The Alagnak River is inhabited by a wide diversity of species typical of southwest Alaska. Large populations of brown bears are attracted to the area to feed on salmon spawning in the river. The Alagnak provides critical bear habitat during the summer and fall.
Moose are attracted to riparian habitat, including the Alagnak River, during all four seasons. Most of the Alagnak River drainage west of Kukaklek and Nonvianuk lakes provides winter habitat for caribou. Furbearers found along the river include beaver, lynx, mink, otter, fox, wolverine, and occasionally wolf.
The fishery is one of the Alagnak River's most significant resources and an important reason for its designation as a Wild River. It is an important contributor to the Kvichak River, which on the average is the largest producer of sockeye salmon in the world. Bristol Bay, into which the Kvichak drains, is Alaska's largest and richest commercial salmon fishery, with sockeye salmon being the most important species taken.
Did You Know?
Tiny chipped stone projectile points have been found at sites dating to 2,000 years old along the Alagnak Wild River.

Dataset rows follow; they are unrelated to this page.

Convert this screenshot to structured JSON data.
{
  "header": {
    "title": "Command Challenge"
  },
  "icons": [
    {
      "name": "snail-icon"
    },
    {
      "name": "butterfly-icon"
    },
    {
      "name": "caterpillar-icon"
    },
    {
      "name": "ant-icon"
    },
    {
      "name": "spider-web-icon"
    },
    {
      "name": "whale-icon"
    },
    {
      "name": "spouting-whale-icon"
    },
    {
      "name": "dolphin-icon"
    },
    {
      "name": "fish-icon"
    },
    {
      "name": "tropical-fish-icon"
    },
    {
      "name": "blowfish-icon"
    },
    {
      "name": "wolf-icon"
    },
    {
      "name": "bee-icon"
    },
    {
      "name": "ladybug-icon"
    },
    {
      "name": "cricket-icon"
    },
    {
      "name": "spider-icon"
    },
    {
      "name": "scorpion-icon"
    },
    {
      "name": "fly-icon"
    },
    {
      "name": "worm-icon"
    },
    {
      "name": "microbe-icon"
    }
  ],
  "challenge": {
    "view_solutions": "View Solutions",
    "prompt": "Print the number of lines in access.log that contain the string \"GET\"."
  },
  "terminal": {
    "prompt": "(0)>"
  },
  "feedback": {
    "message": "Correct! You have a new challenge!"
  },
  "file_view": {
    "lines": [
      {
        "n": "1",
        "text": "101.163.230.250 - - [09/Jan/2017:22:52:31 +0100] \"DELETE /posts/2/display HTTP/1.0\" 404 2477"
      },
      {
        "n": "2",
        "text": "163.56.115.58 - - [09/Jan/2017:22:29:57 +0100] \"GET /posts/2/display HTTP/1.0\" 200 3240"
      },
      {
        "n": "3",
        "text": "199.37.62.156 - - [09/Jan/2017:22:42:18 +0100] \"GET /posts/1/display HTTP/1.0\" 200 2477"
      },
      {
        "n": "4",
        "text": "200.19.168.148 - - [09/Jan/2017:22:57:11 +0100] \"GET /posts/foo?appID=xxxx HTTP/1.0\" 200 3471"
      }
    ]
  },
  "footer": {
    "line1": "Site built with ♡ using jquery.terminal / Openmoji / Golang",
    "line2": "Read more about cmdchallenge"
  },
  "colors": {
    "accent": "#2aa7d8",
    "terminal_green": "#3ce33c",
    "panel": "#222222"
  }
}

Archeologists believe that these are evidence of increased hunting with bow and arrow technology.